Major industries: textiles and footwear; wood pulp, paper, and cork; metalworking; oil refining; chemicals; fish canning; wine

Crude steel: 661,000 tons produced (1979), 70 kg per capita

Electric power: 4,762,700 kW capacity (1981); 19.06 billion kWh produced (1981), 3,129 kWh per capita

Exports: $4.6 billion (f.o.b., 1980); principal items—cotton textiles, cork and cork products, canned fish, wine, timber and timber products, resin

Imports: $9.4 billion (c.i.f., 1980); principal items—petroleum, cotton, industrial machinery, iron and steel, chemicals

Major trade partners: 44% EC, 9% US, 21% other developed, 3% Communist, 23% LDCs

Aid: economic authorizations—US including Ex-Im, $1.2 billion (FY70-80); other Western (ODA and OOF), $396 million (1977-79); military authorizations—US, $137 million (FY70-80)

Budget: (1980) expenditures, $7.7 billion; revenues, $5.0 billion; deficit, $2.7 billion

Monetary conversion rate: 53.04 escudos=US$1 (1980 average)

Fiscal year: calendar year


Railroads: 3,602 km total: state-owned Portuguese Railroad Co. (CP) operates 2,830 km 1.665-meter gauge (432 km electrified and 426 km double track), 760 km meter gauge (1.000 m); 12 km (1.435-meter gauge) electrified, double, nongovernment owned

Highways: 57,499 km total; 49,537 km paved (bituminous, gravel, and crushed stone), including 140 km of limited-access divided highway; 7,962 km improved earth; plus an additional 4,100 km of unimproved earth roads (motorable tracks)

Inland waterways: 820 km navigable; relatively unimportant to national economy, used by shallow-draft craft limited to 297 metric ton cargo capacity

Pipelines: crude oil, 11 km

Ports: 7 major, 34 minor

Civil air: 36 major transport aircraft, including 5 leased in and 2 leased out

Airfields (including Azores and Madeira Islands): 61 total, 60 usable; 31 with permanent-surface runways; 1 with runways over 3,659 m, 10 with runways 2,440-3,659 m, 11 with runways 1,220-2,439 m

Telecommunications: facilities are generally adequate; 1.31 million telephones (13.2 per 100 popl.); 39 AM, 52 FM, and 42 TV stations; 4 submarine coaxial cables; 2 Atlantic Ocean satellite stations (on mainland and Azores)

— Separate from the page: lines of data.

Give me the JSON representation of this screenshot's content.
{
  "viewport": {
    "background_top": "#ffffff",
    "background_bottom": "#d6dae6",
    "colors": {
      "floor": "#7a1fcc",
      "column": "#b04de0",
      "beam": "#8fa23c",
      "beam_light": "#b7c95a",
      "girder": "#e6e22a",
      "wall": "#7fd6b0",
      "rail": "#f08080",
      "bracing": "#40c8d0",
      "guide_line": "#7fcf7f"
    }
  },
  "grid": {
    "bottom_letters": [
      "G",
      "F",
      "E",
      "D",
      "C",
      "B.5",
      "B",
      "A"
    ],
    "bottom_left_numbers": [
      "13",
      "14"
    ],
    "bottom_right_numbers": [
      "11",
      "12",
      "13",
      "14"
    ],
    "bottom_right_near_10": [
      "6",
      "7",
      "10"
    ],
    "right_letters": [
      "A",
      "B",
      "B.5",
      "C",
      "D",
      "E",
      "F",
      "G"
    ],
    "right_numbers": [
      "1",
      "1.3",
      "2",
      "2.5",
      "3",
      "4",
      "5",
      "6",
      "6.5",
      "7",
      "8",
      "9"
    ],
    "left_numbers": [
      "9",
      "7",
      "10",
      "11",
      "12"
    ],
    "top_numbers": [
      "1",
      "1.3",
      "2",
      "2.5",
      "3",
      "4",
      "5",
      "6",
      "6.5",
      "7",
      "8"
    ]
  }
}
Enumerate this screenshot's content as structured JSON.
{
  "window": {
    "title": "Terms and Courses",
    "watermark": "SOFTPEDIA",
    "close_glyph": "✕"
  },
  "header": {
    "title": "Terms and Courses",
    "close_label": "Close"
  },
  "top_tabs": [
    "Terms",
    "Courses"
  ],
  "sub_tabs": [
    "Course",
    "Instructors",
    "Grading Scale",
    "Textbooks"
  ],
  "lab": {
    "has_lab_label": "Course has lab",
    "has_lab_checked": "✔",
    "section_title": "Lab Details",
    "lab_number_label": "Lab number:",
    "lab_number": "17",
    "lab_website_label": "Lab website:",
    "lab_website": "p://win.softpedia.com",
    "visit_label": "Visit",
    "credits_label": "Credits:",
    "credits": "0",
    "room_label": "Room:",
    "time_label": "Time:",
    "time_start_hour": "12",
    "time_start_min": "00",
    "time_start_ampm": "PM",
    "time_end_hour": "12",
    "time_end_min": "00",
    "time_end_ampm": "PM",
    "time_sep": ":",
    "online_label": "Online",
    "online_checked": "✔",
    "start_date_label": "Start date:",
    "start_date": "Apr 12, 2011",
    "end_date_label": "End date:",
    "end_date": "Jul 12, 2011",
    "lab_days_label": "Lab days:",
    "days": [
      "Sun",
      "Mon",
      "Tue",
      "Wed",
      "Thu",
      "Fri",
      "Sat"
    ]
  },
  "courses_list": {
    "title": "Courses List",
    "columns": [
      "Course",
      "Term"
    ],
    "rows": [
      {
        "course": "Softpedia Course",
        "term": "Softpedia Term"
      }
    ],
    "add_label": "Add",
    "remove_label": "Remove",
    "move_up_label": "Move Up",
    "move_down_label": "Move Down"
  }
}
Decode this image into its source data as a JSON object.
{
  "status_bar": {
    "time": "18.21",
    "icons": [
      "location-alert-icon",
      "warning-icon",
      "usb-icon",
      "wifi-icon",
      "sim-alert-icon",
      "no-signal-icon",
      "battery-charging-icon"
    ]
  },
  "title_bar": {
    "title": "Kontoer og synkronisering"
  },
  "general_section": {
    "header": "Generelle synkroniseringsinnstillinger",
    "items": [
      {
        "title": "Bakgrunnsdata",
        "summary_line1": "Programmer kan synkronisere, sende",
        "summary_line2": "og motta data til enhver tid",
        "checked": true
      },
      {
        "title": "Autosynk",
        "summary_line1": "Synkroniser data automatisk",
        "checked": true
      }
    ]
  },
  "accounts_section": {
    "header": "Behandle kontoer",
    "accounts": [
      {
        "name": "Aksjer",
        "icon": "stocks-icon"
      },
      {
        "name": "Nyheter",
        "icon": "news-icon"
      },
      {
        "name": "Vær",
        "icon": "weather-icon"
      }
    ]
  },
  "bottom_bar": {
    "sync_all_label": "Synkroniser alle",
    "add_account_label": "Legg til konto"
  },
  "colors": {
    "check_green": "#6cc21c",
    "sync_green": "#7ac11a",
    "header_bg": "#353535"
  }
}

Military manpower: males 15-49, 2,372,000; 1,941,000 fit for military service; 91,000 reach military age (20) annually

Military budget: proposed for fiscal year ending 31 December 1982, $761.5 million; about 11% of proposed central government budget